▸ **EXERCISE PROMPT**: Please report each line in the material below that includes "data".

▸ **GIVEN ENTRIES**:
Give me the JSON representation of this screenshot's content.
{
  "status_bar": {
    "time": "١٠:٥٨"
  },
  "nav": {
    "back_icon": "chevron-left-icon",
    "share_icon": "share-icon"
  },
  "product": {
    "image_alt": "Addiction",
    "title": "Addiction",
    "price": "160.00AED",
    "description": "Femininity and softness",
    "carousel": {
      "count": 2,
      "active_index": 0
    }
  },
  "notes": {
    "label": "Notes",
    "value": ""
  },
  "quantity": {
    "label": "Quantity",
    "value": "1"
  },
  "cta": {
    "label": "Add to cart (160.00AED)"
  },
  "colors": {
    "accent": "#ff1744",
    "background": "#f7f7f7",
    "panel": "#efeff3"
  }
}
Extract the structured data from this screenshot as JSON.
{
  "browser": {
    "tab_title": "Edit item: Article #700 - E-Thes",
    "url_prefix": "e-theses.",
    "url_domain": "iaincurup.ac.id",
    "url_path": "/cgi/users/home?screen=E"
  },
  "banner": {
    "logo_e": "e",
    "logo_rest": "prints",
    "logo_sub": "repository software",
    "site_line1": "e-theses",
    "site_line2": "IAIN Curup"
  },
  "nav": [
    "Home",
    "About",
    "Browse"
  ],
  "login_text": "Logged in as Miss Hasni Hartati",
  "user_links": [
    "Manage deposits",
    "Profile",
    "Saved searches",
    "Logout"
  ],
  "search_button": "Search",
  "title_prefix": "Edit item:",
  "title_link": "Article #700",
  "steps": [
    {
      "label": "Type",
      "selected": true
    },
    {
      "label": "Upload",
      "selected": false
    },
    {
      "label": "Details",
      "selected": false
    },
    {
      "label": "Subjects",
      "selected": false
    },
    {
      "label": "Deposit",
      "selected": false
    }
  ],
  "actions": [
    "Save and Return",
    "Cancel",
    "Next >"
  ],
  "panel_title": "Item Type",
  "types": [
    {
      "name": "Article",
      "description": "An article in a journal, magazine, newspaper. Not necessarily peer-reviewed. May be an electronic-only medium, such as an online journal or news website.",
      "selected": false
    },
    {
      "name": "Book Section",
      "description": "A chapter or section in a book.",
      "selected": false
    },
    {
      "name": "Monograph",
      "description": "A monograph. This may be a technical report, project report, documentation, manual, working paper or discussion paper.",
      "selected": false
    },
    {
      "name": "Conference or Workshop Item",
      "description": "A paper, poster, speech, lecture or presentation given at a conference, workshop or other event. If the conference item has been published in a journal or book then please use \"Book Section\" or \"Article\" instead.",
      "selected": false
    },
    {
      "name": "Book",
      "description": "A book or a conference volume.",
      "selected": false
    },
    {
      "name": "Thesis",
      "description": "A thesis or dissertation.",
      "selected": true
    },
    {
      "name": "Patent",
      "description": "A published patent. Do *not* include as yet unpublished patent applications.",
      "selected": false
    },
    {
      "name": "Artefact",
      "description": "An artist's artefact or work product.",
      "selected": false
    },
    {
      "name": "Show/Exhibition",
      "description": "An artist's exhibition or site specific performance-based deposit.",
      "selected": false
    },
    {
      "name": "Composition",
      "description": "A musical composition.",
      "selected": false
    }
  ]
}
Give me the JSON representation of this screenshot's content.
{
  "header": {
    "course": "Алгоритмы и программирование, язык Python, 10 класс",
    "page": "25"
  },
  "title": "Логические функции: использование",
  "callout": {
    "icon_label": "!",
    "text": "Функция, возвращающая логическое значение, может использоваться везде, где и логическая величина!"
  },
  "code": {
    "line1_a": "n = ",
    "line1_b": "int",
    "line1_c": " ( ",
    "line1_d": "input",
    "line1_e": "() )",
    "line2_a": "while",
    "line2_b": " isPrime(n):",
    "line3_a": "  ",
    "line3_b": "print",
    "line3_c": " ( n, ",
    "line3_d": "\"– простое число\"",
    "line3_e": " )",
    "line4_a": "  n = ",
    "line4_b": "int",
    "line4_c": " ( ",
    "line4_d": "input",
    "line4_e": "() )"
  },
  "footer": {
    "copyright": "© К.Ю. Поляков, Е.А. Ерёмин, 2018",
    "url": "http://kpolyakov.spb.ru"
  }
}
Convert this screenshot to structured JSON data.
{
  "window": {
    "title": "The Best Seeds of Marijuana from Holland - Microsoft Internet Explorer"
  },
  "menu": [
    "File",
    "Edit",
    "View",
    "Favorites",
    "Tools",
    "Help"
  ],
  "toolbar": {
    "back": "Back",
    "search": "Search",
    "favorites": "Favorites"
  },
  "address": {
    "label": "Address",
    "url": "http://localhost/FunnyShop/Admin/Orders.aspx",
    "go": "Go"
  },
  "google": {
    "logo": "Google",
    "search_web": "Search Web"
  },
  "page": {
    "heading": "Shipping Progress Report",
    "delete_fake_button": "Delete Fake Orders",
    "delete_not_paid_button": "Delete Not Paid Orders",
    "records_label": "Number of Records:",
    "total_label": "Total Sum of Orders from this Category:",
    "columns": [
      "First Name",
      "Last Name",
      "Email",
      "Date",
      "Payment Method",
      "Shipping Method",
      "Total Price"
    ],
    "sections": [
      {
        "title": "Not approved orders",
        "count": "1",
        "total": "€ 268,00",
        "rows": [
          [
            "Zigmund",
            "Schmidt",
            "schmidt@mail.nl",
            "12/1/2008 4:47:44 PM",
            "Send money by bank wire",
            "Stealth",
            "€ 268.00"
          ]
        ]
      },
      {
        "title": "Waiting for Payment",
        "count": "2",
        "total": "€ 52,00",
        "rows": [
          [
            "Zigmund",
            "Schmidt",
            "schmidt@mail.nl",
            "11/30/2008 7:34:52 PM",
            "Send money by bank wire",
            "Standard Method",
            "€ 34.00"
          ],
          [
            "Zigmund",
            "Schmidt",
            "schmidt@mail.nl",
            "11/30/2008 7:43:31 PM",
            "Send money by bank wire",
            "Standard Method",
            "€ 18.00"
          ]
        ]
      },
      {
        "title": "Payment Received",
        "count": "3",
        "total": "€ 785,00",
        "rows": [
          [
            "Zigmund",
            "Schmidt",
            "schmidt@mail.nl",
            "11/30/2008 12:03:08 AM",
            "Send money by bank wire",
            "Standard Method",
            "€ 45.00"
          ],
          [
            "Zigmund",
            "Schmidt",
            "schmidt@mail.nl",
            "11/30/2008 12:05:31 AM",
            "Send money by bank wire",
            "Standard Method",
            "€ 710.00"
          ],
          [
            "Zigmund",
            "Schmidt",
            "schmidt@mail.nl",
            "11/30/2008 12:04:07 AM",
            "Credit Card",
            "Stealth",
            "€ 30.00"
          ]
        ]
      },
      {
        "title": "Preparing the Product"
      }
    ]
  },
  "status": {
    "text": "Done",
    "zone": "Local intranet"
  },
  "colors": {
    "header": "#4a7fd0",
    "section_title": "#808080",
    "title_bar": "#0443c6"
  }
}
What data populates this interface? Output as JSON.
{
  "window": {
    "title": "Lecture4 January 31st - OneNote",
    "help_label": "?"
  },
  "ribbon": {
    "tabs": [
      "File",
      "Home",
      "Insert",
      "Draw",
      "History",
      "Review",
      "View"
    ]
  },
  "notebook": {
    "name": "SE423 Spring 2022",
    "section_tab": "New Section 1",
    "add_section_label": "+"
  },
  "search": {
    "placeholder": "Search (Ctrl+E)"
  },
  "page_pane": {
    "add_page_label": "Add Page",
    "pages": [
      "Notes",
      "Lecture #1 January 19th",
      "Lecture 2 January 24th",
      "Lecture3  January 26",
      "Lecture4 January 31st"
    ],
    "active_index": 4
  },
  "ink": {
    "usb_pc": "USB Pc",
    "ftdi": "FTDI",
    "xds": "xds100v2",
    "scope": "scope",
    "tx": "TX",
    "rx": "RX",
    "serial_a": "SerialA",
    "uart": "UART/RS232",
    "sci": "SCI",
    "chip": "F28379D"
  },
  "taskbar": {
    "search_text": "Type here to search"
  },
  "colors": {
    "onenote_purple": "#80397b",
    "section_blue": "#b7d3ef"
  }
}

▸ **SOLUTION TO THE PROBLEM**:
Extract the structured data from this screenshot as JSON.
Convert this screenshot to structured JSON data.
What data populates this interface? Output as JSON.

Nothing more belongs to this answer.